Task → Keep each line of the material that includes "description", and leave out the rest.

Data for processing →

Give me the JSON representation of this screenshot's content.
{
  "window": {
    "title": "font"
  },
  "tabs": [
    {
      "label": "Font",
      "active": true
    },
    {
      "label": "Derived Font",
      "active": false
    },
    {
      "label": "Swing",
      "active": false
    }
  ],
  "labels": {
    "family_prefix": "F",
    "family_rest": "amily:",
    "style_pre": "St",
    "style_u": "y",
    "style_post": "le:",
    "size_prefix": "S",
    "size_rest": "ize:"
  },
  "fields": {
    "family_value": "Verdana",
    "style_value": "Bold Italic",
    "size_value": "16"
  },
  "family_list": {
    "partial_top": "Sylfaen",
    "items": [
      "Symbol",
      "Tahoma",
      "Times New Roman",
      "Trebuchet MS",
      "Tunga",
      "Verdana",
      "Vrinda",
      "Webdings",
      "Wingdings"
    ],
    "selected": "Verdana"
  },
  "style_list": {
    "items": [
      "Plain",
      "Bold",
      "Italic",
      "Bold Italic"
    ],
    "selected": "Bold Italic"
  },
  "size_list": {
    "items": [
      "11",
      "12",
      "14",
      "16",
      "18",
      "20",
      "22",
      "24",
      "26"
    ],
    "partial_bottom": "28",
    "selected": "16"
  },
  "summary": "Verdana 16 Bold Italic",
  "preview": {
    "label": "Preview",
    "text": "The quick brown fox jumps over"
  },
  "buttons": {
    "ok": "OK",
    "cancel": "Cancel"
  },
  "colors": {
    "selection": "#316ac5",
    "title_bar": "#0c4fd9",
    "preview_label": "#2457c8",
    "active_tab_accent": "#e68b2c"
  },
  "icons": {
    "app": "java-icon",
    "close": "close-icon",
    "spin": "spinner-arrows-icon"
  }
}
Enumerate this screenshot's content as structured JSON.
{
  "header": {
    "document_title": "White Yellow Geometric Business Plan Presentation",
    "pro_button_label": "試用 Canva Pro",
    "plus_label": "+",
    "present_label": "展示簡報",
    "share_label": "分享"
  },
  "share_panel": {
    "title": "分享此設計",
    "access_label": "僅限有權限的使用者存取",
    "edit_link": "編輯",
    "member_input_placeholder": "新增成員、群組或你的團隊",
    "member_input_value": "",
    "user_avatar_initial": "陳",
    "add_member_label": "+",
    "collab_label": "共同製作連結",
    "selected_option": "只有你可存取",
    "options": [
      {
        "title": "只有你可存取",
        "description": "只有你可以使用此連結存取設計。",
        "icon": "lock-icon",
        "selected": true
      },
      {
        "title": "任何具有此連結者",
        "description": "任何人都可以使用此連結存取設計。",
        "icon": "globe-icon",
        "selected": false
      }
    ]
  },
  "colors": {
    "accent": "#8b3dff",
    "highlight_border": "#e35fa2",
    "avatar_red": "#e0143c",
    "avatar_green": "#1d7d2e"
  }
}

Written answer →
        "description": "只有你可以使用此連結存取設計。",
        "description": "任何人都可以使用此連結存取設計。",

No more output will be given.